MATERIAL SHOWN:

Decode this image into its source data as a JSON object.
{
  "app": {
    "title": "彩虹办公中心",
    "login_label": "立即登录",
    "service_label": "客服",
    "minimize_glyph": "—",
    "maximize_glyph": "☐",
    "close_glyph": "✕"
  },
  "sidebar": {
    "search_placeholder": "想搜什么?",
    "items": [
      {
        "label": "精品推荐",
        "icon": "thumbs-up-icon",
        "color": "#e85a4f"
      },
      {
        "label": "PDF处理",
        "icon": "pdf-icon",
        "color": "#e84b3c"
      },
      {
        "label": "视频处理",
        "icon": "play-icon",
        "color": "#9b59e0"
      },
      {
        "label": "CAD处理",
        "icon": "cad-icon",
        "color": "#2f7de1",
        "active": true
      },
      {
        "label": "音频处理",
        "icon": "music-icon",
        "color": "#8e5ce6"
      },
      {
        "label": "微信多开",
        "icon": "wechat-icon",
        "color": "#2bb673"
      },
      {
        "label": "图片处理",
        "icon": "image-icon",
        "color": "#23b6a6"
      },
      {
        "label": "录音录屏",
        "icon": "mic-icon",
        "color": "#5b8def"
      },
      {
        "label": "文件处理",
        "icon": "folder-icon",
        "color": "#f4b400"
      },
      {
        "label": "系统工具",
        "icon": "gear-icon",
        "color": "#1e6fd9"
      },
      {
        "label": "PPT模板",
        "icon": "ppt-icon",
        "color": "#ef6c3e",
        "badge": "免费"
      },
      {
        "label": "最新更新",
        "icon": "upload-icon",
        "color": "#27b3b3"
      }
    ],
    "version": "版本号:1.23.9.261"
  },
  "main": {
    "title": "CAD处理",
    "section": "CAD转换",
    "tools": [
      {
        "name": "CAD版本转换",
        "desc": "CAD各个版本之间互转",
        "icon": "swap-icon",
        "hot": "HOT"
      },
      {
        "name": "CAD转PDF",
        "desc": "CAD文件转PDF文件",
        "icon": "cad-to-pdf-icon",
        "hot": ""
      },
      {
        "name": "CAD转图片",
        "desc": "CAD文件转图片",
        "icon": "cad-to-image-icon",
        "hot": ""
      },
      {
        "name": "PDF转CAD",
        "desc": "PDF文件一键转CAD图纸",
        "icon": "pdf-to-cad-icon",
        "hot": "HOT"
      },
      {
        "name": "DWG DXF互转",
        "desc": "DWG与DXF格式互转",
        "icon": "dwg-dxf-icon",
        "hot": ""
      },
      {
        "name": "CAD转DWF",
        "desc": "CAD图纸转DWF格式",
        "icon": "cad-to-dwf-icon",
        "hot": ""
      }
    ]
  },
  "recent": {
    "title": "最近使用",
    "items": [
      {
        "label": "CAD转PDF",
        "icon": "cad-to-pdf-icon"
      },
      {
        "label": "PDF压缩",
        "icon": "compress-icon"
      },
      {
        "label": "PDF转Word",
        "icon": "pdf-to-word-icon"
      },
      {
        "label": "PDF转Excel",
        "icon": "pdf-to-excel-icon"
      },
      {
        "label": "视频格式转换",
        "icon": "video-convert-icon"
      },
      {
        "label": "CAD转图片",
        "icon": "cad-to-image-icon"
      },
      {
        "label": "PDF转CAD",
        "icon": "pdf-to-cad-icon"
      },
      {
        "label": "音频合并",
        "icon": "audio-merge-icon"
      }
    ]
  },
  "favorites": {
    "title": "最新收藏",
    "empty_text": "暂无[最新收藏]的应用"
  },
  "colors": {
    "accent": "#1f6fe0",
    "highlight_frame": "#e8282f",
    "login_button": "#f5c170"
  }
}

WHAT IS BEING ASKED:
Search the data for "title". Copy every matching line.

ANSWER FOR THIS EXERCISE:
    "title": "彩虹办公中心",
    "title": "CAD处理",
    "title": "最近使用",
    "title": "最新收藏",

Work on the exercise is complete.